The entries below are to be given back exactly, with images excluded.

-- Opening Marker --

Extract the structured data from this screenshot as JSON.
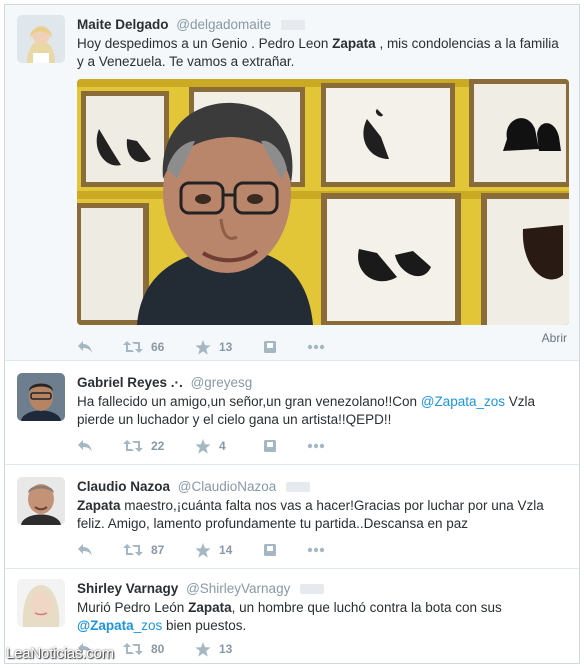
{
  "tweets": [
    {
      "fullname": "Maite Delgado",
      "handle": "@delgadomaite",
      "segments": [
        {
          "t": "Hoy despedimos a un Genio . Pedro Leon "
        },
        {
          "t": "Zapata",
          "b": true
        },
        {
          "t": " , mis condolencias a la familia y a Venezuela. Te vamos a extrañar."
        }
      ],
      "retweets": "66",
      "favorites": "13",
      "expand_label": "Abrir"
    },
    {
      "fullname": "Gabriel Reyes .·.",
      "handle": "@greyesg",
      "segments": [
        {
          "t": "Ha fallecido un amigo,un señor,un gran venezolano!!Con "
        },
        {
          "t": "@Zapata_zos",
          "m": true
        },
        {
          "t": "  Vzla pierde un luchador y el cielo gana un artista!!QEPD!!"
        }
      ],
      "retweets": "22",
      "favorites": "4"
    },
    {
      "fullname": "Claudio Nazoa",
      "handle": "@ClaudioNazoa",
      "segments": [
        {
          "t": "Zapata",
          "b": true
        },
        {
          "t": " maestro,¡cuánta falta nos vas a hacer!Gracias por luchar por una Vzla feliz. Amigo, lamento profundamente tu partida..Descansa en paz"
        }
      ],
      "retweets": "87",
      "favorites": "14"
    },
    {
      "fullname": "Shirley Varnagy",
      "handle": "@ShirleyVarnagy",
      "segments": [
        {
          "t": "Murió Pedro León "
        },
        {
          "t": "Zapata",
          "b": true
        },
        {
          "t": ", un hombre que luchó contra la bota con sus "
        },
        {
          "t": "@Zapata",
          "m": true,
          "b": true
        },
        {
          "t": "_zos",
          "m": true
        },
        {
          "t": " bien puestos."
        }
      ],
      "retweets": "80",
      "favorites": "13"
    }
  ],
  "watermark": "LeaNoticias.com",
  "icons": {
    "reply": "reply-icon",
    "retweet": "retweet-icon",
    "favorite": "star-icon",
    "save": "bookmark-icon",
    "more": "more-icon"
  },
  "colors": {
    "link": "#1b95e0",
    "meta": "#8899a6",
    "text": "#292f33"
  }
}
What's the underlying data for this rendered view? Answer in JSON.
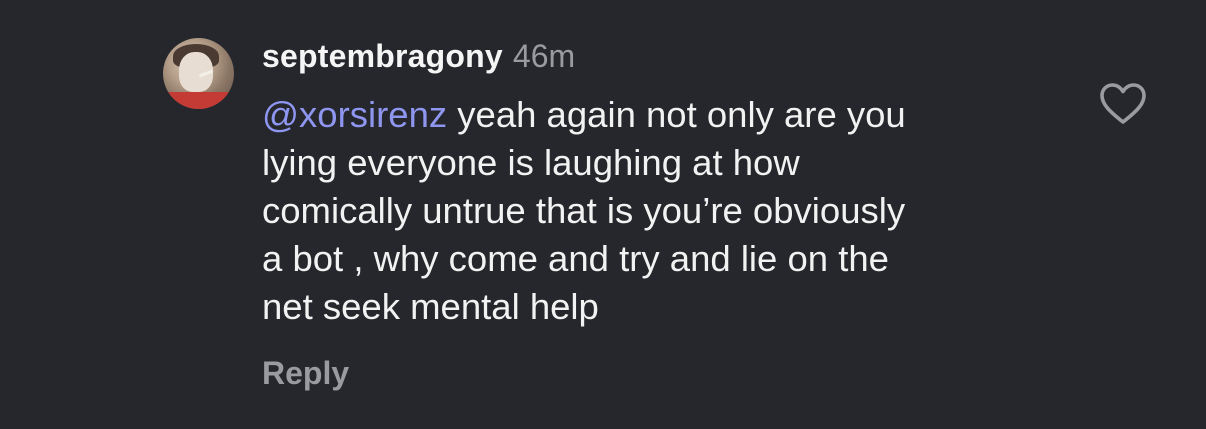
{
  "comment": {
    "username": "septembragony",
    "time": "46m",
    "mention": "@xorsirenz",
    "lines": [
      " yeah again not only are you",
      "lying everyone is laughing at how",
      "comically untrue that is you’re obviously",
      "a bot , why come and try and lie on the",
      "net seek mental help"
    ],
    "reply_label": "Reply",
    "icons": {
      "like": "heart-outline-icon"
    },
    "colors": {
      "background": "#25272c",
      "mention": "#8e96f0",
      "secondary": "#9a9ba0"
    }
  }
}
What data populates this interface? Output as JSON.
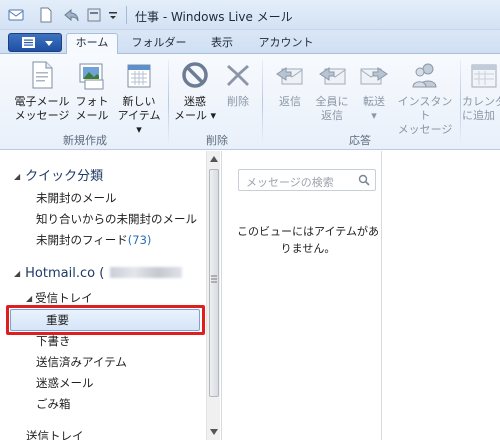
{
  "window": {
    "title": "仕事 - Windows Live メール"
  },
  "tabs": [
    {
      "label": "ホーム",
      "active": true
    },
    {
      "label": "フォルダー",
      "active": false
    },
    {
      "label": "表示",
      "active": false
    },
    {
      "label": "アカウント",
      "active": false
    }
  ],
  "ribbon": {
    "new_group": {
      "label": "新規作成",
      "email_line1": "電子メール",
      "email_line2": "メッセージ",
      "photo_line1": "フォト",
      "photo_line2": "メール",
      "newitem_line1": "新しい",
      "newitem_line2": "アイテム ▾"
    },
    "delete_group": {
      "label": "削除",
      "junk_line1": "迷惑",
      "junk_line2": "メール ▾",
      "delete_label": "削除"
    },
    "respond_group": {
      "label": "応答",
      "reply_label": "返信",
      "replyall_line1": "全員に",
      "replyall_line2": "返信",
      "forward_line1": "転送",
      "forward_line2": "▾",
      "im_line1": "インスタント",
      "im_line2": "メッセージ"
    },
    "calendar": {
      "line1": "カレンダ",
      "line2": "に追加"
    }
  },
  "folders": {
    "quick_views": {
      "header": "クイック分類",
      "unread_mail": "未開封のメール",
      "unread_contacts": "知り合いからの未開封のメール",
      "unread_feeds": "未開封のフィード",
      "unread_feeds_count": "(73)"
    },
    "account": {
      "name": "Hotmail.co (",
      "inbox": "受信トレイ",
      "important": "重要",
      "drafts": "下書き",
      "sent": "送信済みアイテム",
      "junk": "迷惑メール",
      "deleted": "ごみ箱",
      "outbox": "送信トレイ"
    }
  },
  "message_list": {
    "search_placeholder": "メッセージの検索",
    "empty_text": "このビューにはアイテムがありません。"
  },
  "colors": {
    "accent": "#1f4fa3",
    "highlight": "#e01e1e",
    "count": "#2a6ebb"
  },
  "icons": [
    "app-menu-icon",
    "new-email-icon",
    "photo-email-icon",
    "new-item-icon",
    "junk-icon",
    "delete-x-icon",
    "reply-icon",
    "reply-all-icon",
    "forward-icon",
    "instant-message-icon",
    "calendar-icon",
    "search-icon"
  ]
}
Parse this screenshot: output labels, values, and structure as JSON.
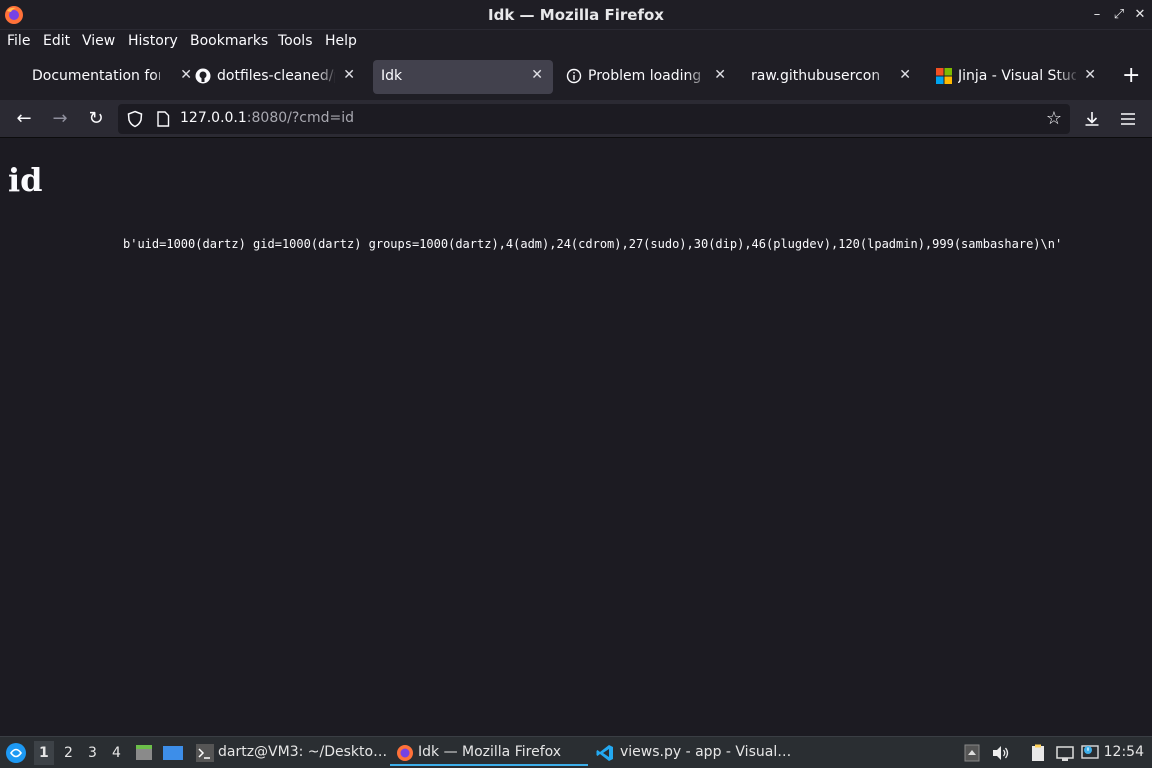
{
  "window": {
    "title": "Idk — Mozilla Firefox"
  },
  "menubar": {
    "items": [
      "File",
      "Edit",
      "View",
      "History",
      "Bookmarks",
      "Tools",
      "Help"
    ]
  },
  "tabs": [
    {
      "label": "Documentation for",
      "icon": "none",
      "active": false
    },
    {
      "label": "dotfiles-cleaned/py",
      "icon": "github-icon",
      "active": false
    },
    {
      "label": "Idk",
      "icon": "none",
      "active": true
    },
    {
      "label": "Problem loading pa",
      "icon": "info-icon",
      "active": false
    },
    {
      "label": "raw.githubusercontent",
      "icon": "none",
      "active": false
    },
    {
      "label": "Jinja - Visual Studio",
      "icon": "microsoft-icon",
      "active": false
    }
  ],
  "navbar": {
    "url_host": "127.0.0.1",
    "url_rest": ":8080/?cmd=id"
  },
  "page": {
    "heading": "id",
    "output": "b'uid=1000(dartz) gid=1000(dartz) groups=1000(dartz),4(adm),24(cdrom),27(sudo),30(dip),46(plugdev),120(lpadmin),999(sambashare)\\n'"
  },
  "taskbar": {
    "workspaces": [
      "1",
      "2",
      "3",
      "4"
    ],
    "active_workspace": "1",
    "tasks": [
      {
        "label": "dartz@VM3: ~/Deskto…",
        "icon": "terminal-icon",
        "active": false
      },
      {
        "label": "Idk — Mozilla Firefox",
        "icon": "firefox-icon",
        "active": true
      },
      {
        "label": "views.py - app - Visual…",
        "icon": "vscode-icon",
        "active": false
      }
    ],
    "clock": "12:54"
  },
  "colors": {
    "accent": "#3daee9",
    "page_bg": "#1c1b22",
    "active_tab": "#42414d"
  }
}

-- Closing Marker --

Written reply:
Extract the structured data from this screenshot as JSON.
{
  "tweets": [
    {
      "fullname": "Maite Delgado",
      "handle": "@delgadomaite",
      "segments": [
        {
          "t": "Hoy despedimos a un Genio . Pedro Leon "
        },
        {
          "t": "Zapata",
          "b": true
        },
        {
          "t": " , mis condolencias a la familia y a Venezuela. Te vamos a extrañar."
        }
      ],
      "retweets": "66",
      "favorites": "13",
      "expand_label": "Abrir"
    },
    {
      "fullname": "Gabriel Reyes .·.",
      "handle": "@greyesg",
      "segments": [
        {
          "t": "Ha fallecido un amigo,un señor,un gran venezolano!!Con "
        },
        {
          "t": "@Zapata_zos",
          "m": true
        },
        {
          "t": "  Vzla pierde un luchador y el cielo gana un artista!!QEPD!!"
        }
      ],
      "retweets": "22",
      "favorites": "4"
    },
    {
      "fullname": "Claudio Nazoa",
      "handle": "@ClaudioNazoa",
      "segments": [
        {
          "t": "Zapata",
          "b": true
        },
        {
          "t": " maestro,¡cuánta falta nos vas a hacer!Gracias por luchar por una Vzla feliz. Amigo, lamento profundamente tu partida..Descansa en paz"
        }
      ],
      "retweets": "87",
      "favorites": "14"
    },
    {
      "fullname": "Shirley Varnagy",
      "handle": "@ShirleyVarnagy",
      "segments": [
        {
          "t": "Murió Pedro León "
        },
        {
          "t": "Zapata",
          "b": true
        },
        {
          "t": ", un hombre que luchó contra la bota con sus "
        },
        {
          "t": "@Zapata",
          "m": true,
          "b": true
        },
        {
          "t": "_zos",
          "m": true
        },
        {
          "t": " bien puestos."
        }
      ],
      "retweets": "80",
      "favorites": "13"
    }
  ],
  "watermark": "LeaNoticias.com",
  "icons": {
    "reply": "reply-icon",
    "retweet": "retweet-icon",
    "favorite": "star-icon",
    "save": "bookmark-icon",
    "more": "more-icon"
  },
  "colors": {
    "link": "#1b95e0",
    "meta": "#8899a6",
    "text": "#292f33"
  }
}
What's the underlying data for this rendered view? Answer in JSON.
{
  "comment": {
    "username": "septembragony",
    "time": "46m",
    "mention": "@xorsirenz",
    "lines": [
      " yeah again not only are you",
      "lying everyone is laughing at how",
      "comically untrue that is you’re obviously",
      "a bot , why come and try and lie on the",
      "net seek mental help"
    ],
    "reply_label": "Reply",
    "icons": {
      "like": "heart-outline-icon"
    },
    "colors": {
      "background": "#25272c",
      "mention": "#8e96f0",
      "secondary": "#9a9ba0"
    }
  }
}
What data populates this interface? Output as JSON.
{
  "window": {
    "title": "仕事 - Windows Live メール"
  },
  "tabs": [
    {
      "label": "ホーム",
      "active": true
    },
    {
      "label": "フォルダー",
      "active": false
    },
    {
      "label": "表示",
      "active": false
    },
    {
      "label": "アカウント",
      "active": false
    }
  ],
  "ribbon": {
    "new_group": {
      "label": "新規作成",
      "email_line1": "電子メール",
      "email_line2": "メッセージ",
      "photo_line1": "フォト",
      "photo_line2": "メール",
      "newitem_line1": "新しい",
      "newitem_line2": "アイテム ▾"
    },
    "delete_group": {
      "label": "削除",
      "junk_line1": "迷惑",
      "junk_line2": "メール ▾",
      "delete_label": "削除"
    },
    "respond_group": {
      "label": "応答",
      "reply_label": "返信",
      "replyall_line1": "全員に",
      "replyall_line2": "返信",
      "forward_line1": "転送",
      "forward_line2": "▾",
      "im_line1": "インスタント",
      "im_line2": "メッセージ"
    },
    "calendar": {
      "line1": "カレンダ",
      "line2": "に追加"
    }
  },
  "folders": {
    "quick_views": {
      "header": "クイック分類",
      "unread_mail": "未開封のメール",
      "unread_contacts": "知り合いからの未開封のメール",
      "unread_feeds": "未開封のフィード",
      "unread_feeds_count": "(73)"
    },
    "account": {
      "name": "Hotmail.co (",
      "inbox": "受信トレイ",
      "important": "重要",
      "drafts": "下書き",
      "sent": "送信済みアイテム",
      "junk": "迷惑メール",
      "deleted": "ごみ箱",
      "outbox": "送信トレイ"
    }
  },
  "message_list": {
    "search_placeholder": "メッセージの検索",
    "empty_text": "このビューにはアイテムがありません。"
  },
  "colors": {
    "accent": "#1f4fa3",
    "highlight": "#e01e1e",
    "count": "#2a6ebb"
  },
  "icons": [
    "app-menu-icon",
    "new-email-icon",
    "photo-email-icon",
    "new-item-icon",
    "junk-icon",
    "delete-x-icon",
    "reply-icon",
    "reply-all-icon",
    "forward-icon",
    "instant-message-icon",
    "calendar-icon",
    "search-icon"
  ]
}
Parse this screenshot: output labels, values, and structure as JSON.
{
  "window": {
    "title": "Idk — Mozilla Firefox"
  },
  "menubar": {
    "items": [
      "File",
      "Edit",
      "View",
      "History",
      "Bookmarks",
      "Tools",
      "Help"
    ]
  },
  "tabs": [
    {
      "label": "Documentation for",
      "icon": "none",
      "active": false
    },
    {
      "label": "dotfiles-cleaned/py",
      "icon": "github-icon",
      "active": false
    },
    {
      "label": "Idk",
      "icon": "none",
      "active": true
    },
    {
      "label": "Problem loading pa",
      "icon": "info-icon",
      "active": false
    },
    {
      "label": "raw.githubusercontent",
      "icon": "none",
      "active": false
    },
    {
      "label": "Jinja - Visual Studio",
      "icon": "microsoft-icon",
      "active": false
    }
  ],
  "navbar": {
    "url_host": "127.0.0.1",
    "url_rest": ":8080/?cmd=id"
  },
  "page": {
    "heading": "id",
    "output": "b'uid=1000(dartz) gid=1000(dartz) groups=1000(dartz),4(adm),24(cdrom),27(sudo),30(dip),46(plugdev),120(lpadmin),999(sambashare)\\n'"
  },
  "taskbar": {
    "workspaces": [
      "1",
      "2",
      "3",
      "4"
    ],
    "active_workspace": "1",
    "tasks": [
      {
        "label": "dartz@VM3: ~/Deskto…",
        "icon": "terminal-icon",
        "active": false
      },
      {
        "label": "Idk — Mozilla Firefox",
        "icon": "firefox-icon",
        "active": true
      },
      {
        "label": "views.py - app - Visual…",
        "icon": "vscode-icon",
        "active": false
      }
    ],
    "clock": "12:54"
  },
  "colors": {
    "accent": "#3daee9",
    "page_bg": "#1c1b22",
    "active_tab": "#42414d"
  }
}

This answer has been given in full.